FIU has added eight transfer players, four of whom have more than two years of eligibility left, along with four high school players and one junior-college transfer.
MacIntyre intends to take advantage of the one-year waiver allowing teams to add up to 32 players this cycle and has been excited about the number of players — both prep and portal who have reached out wanting to be a part of the program.
“It has been amazing how many calls and follows on Twitter I’ve received from guys that that are interested in playing for us and exciting to get some of those guys here, many with Florida connections,” said MacIntyre.
In the current college football environment that sees the transfer portal akin to NFL free agency and Group of Five schools being routinely poached by Power Five program, arguably MacIntyre’s biggest signing off the offseason was wide receiver Tyrese Chambers — getting FIU’s top player from last season out of the portal and back with the Panthers.
“I loved meeting Tyrese the first time in Baltimore with his family, I think I was there for around four hours and it was a blast,” said MacIntyre.

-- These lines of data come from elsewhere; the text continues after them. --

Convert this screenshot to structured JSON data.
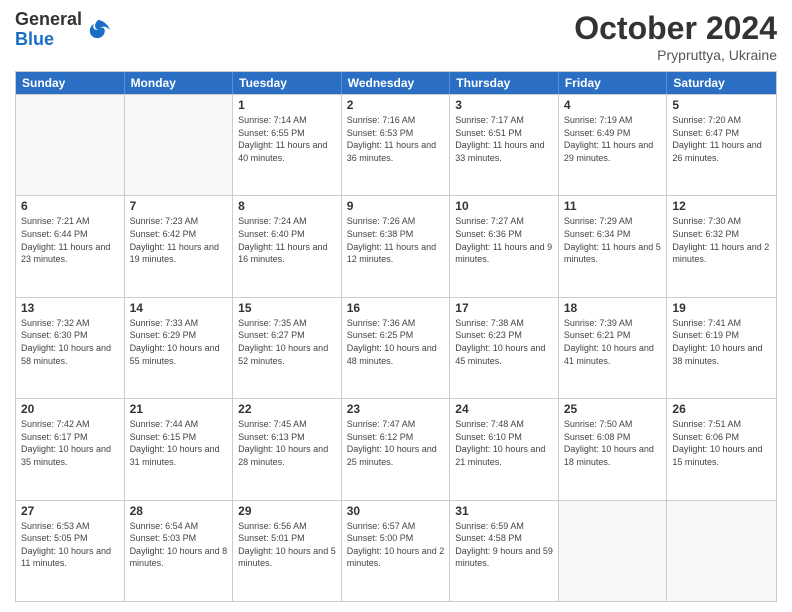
{
  "header": {
    "logo_general": "General",
    "logo_blue": "Blue",
    "month_title": "October 2024",
    "subtitle": "Prypruttya, Ukraine"
  },
  "weekdays": [
    "Sunday",
    "Monday",
    "Tuesday",
    "Wednesday",
    "Thursday",
    "Friday",
    "Saturday"
  ],
  "rows": [
    [
      {
        "day": "",
        "sunrise": "",
        "sunset": "",
        "daylight": "",
        "empty": true
      },
      {
        "day": "",
        "sunrise": "",
        "sunset": "",
        "daylight": "",
        "empty": true
      },
      {
        "day": "1",
        "sunrise": "Sunrise: 7:14 AM",
        "sunset": "Sunset: 6:55 PM",
        "daylight": "Daylight: 11 hours and 40 minutes.",
        "empty": false
      },
      {
        "day": "2",
        "sunrise": "Sunrise: 7:16 AM",
        "sunset": "Sunset: 6:53 PM",
        "daylight": "Daylight: 11 hours and 36 minutes.",
        "empty": false
      },
      {
        "day": "3",
        "sunrise": "Sunrise: 7:17 AM",
        "sunset": "Sunset: 6:51 PM",
        "daylight": "Daylight: 11 hours and 33 minutes.",
        "empty": false
      },
      {
        "day": "4",
        "sunrise": "Sunrise: 7:19 AM",
        "sunset": "Sunset: 6:49 PM",
        "daylight": "Daylight: 11 hours and 29 minutes.",
        "empty": false
      },
      {
        "day": "5",
        "sunrise": "Sunrise: 7:20 AM",
        "sunset": "Sunset: 6:47 PM",
        "daylight": "Daylight: 11 hours and 26 minutes.",
        "empty": false
      }
    ],
    [
      {
        "day": "6",
        "sunrise": "Sunrise: 7:21 AM",
        "sunset": "Sunset: 6:44 PM",
        "daylight": "Daylight: 11 hours and 23 minutes.",
        "empty": false
      },
      {
        "day": "7",
        "sunrise": "Sunrise: 7:23 AM",
        "sunset": "Sunset: 6:42 PM",
        "daylight": "Daylight: 11 hours and 19 minutes.",
        "empty": false
      },
      {
        "day": "8",
        "sunrise": "Sunrise: 7:24 AM",
        "sunset": "Sunset: 6:40 PM",
        "daylight": "Daylight: 11 hours and 16 minutes.",
        "empty": false
      },
      {
        "day": "9",
        "sunrise": "Sunrise: 7:26 AM",
        "sunset": "Sunset: 6:38 PM",
        "daylight": "Daylight: 11 hours and 12 minutes.",
        "empty": false
      },
      {
        "day": "10",
        "sunrise": "Sunrise: 7:27 AM",
        "sunset": "Sunset: 6:36 PM",
        "daylight": "Daylight: 11 hours and 9 minutes.",
        "empty": false
      },
      {
        "day": "11",
        "sunrise": "Sunrise: 7:29 AM",
        "sunset": "Sunset: 6:34 PM",
        "daylight": "Daylight: 11 hours and 5 minutes.",
        "empty": false
      },
      {
        "day": "12",
        "sunrise": "Sunrise: 7:30 AM",
        "sunset": "Sunset: 6:32 PM",
        "daylight": "Daylight: 11 hours and 2 minutes.",
        "empty": false
      }
    ],
    [
      {
        "day": "13",
        "sunrise": "Sunrise: 7:32 AM",
        "sunset": "Sunset: 6:30 PM",
        "daylight": "Daylight: 10 hours and 58 minutes.",
        "empty": false
      },
      {
        "day": "14",
        "sunrise": "Sunrise: 7:33 AM",
        "sunset": "Sunset: 6:29 PM",
        "daylight": "Daylight: 10 hours and 55 minutes.",
        "empty": false
      },
      {
        "day": "15",
        "sunrise": "Sunrise: 7:35 AM",
        "sunset": "Sunset: 6:27 PM",
        "daylight": "Daylight: 10 hours and 52 minutes.",
        "empty": false
      },
      {
        "day": "16",
        "sunrise": "Sunrise: 7:36 AM",
        "sunset": "Sunset: 6:25 PM",
        "daylight": "Daylight: 10 hours and 48 minutes.",
        "empty": false
      },
      {
        "day": "17",
        "sunrise": "Sunrise: 7:38 AM",
        "sunset": "Sunset: 6:23 PM",
        "daylight": "Daylight: 10 hours and 45 minutes.",
        "empty": false
      },
      {
        "day": "18",
        "sunrise": "Sunrise: 7:39 AM",
        "sunset": "Sunset: 6:21 PM",
        "daylight": "Daylight: 10 hours and 41 minutes.",
        "empty": false
      },
      {
        "day": "19",
        "sunrise": "Sunrise: 7:41 AM",
        "sunset": "Sunset: 6:19 PM",
        "daylight": "Daylight: 10 hours and 38 minutes.",
        "empty": false
      }
    ],
    [
      {
        "day": "20",
        "sunrise": "Sunrise: 7:42 AM",
        "sunset": "Sunset: 6:17 PM",
        "daylight": "Daylight: 10 hours and 35 minutes.",
        "empty": false
      },
      {
        "day": "21",
        "sunrise": "Sunrise: 7:44 AM",
        "sunset": "Sunset: 6:15 PM",
        "daylight": "Daylight: 10 hours and 31 minutes.",
        "empty": false
      },
      {
        "day": "22",
        "sunrise": "Sunrise: 7:45 AM",
        "sunset": "Sunset: 6:13 PM",
        "daylight": "Daylight: 10 hours and 28 minutes.",
        "empty": false
      },
      {
        "day": "23",
        "sunrise": "Sunrise: 7:47 AM",
        "sunset": "Sunset: 6:12 PM",
        "daylight": "Daylight: 10 hours and 25 minutes.",
        "empty": false
      },
      {
        "day": "24",
        "sunrise": "Sunrise: 7:48 AM",
        "sunset": "Sunset: 6:10 PM",
        "daylight": "Daylight: 10 hours and 21 minutes.",
        "empty": false
      },
      {
        "day": "25",
        "sunrise": "Sunrise: 7:50 AM",
        "sunset": "Sunset: 6:08 PM",
        "daylight": "Daylight: 10 hours and 18 minutes.",
        "empty": false
      },
      {
        "day": "26",
        "sunrise": "Sunrise: 7:51 AM",
        "sunset": "Sunset: 6:06 PM",
        "daylight": "Daylight: 10 hours and 15 minutes.",
        "empty": false
      }
    ],
    [
      {
        "day": "27",
        "sunrise": "Sunrise: 6:53 AM",
        "sunset": "Sunset: 5:05 PM",
        "daylight": "Daylight: 10 hours and 11 minutes.",
        "empty": false
      },
      {
        "day": "28",
        "sunrise": "Sunrise: 6:54 AM",
        "sunset": "Sunset: 5:03 PM",
        "daylight": "Daylight: 10 hours and 8 minutes.",
        "empty": false
      },
      {
        "day": "29",
        "sunrise": "Sunrise: 6:56 AM",
        "sunset": "Sunset: 5:01 PM",
        "daylight": "Daylight: 10 hours and 5 minutes.",
        "empty": false
      },
      {
        "day": "30",
        "sunrise": "Sunrise: 6:57 AM",
        "sunset": "Sunset: 5:00 PM",
        "daylight": "Daylight: 10 hours and 2 minutes.",
        "empty": false
      },
      {
        "day": "31",
        "sunrise": "Sunrise: 6:59 AM",
        "sunset": "Sunset: 4:58 PM",
        "daylight": "Daylight: 9 hours and 59 minutes.",
        "empty": false
      },
      {
        "day": "",
        "sunrise": "",
        "sunset": "",
        "daylight": "",
        "empty": true
      },
      {
        "day": "",
        "sunrise": "",
        "sunset": "",
        "daylight": "",
        "empty": true
      }
    ]
  ]
}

Chambers set program records for receiving yards and touchdowns in a single season during his first campaign with FIU. Following the season-finale at Southern Miss, Chambers told UDD that he wanted to return to FIU — but he did enter the portal and received offers from over a dozen Power Five programs. In the end, the dynamic wideout chose to return and play for MacIntyre.

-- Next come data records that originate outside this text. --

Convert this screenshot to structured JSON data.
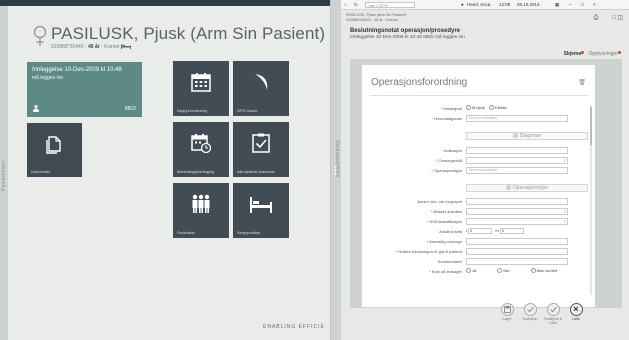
{
  "left": {
    "rail_label": "Pasientlister",
    "patient": {
      "name": "PASILUSK, Pjusk (Arm Sin Pasient)",
      "id": "010868*26440",
      "age": "46 år",
      "sex": "Kvinne"
    },
    "admission_tile": {
      "title": "Innleggelse 10-Des-2009 kl 10:48",
      "subtitle": "må legges inn",
      "unit": "MED"
    },
    "tiles": [
      {
        "label": "Dokumenter"
      },
      {
        "label": "Daglig koordinering"
      },
      {
        "label": "DIPS Classic"
      },
      {
        "label": "Behandlingsplanlegging"
      },
      {
        "label": "Ikke sjekkede prøvesvar"
      },
      {
        "label": "Pasientliste"
      },
      {
        "label": "Sengepostliste"
      }
    ],
    "brand": "ENABLING EFFICIE"
  },
  "divider": {
    "label": "Skjul pasientliste"
  },
  "right": {
    "topbar": {
      "search_placeholder": "Søk i DIPS",
      "user": "Heed, Arica",
      "time": "12:09",
      "date": "26.10.2014"
    },
    "patient_line1": "PASILUSK, Pjusk (Arm Sin Pasient)",
    "patient_line2": "010868*26440 - 46 år - Kvinne",
    "title": "Beslutningsnotat operasjon/prosedyre",
    "subtitle": "Innleggelse 10-Des-2009 kl 10:48 MED må legges inn",
    "tabs": {
      "skjema": "Skjema",
      "opplysninger": "Opplysninger"
    },
    "form": {
      "title": "Operasjonsforordning",
      "hastegrad_label": "Hastegrad",
      "hastegrad_options": [
        "Ø-hjelp",
        "Elektiv"
      ],
      "hoveddiagnose_label": "Hoveddiagnose",
      "hoveddiagnose_placeholder": "Skriv inn søketekst",
      "section_diagnose": "Diagnose",
      "indikasjon_label": "Indikasjon",
      "omsorgsniva_label": "Omsorgsnivå",
      "operasjonstype_label": "Operasjonstype",
      "operasjonstype_placeholder": "Skriv inn søketekst",
      "section_operasjonstype": "Operasjonstype",
      "annen_info_label": "Annen info. om inngrepet",
      "onsket_anestesi_label": "Ønsket anestesi",
      "asa_label": "ASA klassifikasjon",
      "antatt_knivtid_label": "Antatt knivtid",
      "knivtid_t": "t",
      "knivtid_t_value": "0",
      "knivtid_m": "m",
      "knivtid_m_value": "0",
      "ansvarlig_label": "Ansvarlig overlege",
      "informasjon_label": "Hvilken informasjon er gitt til pasient",
      "kommentarer_label": "Kommentarer",
      "krav_label": "Krav på ledsager",
      "krav_options": [
        "Ja",
        "Nei",
        "Ikke vurdert"
      ]
    },
    "buttons": [
      {
        "label": "Lagre"
      },
      {
        "label": "Godkjenn"
      },
      {
        "label": "Godkjenn & Lukk"
      },
      {
        "label": "Lukk"
      }
    ]
  }
}
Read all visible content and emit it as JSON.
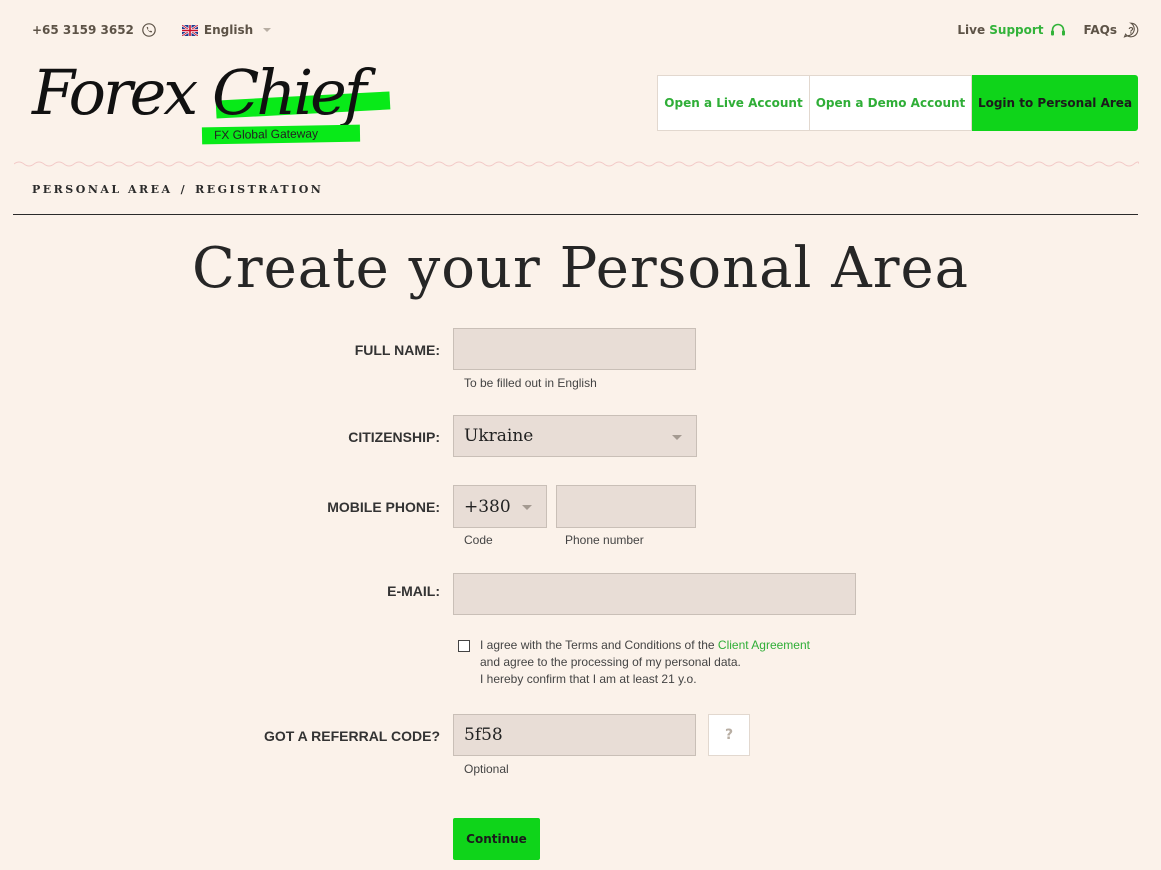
{
  "topbar": {
    "phone": "+65 3159 3652",
    "language": "English",
    "live_prefix": "Live",
    "live_support": "Support",
    "faqs": "FAQs"
  },
  "logo": {
    "name": "Forex Chief",
    "tagline": "FX Global Gateway"
  },
  "header_buttons": {
    "open_live": "Open a Live Account",
    "open_demo": "Open a Demo Account",
    "login": "Login to Personal Area"
  },
  "breadcrumb": {
    "part1": "PERSONAL AREA",
    "separator": "/",
    "part2": "REGISTRATION"
  },
  "page_title": "Create your Personal Area",
  "form": {
    "full_name": {
      "label": "FULL NAME:",
      "value": "",
      "hint": "To be filled out in English"
    },
    "citizenship": {
      "label": "CITIZENSHIP:",
      "value": "Ukraine"
    },
    "mobile_phone": {
      "label": "MOBILE PHONE:",
      "code_value": "+380",
      "code_hint": "Code",
      "number_value": "",
      "number_hint": "Phone number"
    },
    "email": {
      "label": "E-MAIL:",
      "value": ""
    },
    "agreement": {
      "line1_pre": "I agree with the Terms and Conditions of the ",
      "line1_link": "Client Agreement",
      "line2": "and agree to the processing of my personal data.",
      "line3": "I hereby confirm that I am at least 21 y.o.",
      "checked": false
    },
    "referral": {
      "label": "GOT A REFERRAL CODE?",
      "value": "5f58",
      "hint": "Optional",
      "help": "?"
    },
    "continue_label": "Continue"
  },
  "colors": {
    "background": "#fbf2ea",
    "accent_green": "#0fd41a",
    "link_green": "#2fae37",
    "field_bg": "#e8ddd6"
  }
}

“Of course everybody sees what they see on the football field, but he has great energy. He’s really great with the other players,” said MacIntyre. “He’s kind of a Pied Piper type guy and very intelligent, fun to be around, good sense of humor. So I’m excited to have Tyrese, of course for his playing ability, but the more I’ve gotten know him I’m excited just to have Tyrese the person around our program.”
MacIntyre hasn’t lost focus on the returning group of players for FIU. With a bulk of the upperclassmen from last year’s team departing either via graduation or transfer, establishing his culture with this group is also key. 62 underclassmen (freshmen, redshirt freshmen or sophomores) from last year’s group are slated to return — and none of them have experienced an FBS win.
“This was the third program I’ve gone into that was in this basically almost same exact situation and these young men have been very encouraging to me,” said MacIntyre. “They’ve been all ears and they want to be successful.”
MacIntyre, who was on his way to a recruit’s home during the conversation noted that while his focus has been on hitting the ground running at FIU, he and his wife Trisha have finally found an established residence after spending the first month living in a dorm on campus.
“The commute from the dorm to work was nice, but we found an Airbnb that’s nearby so we’re not fighting the traffic too much and my wife found a home that we’re hoping to get into March 1st,”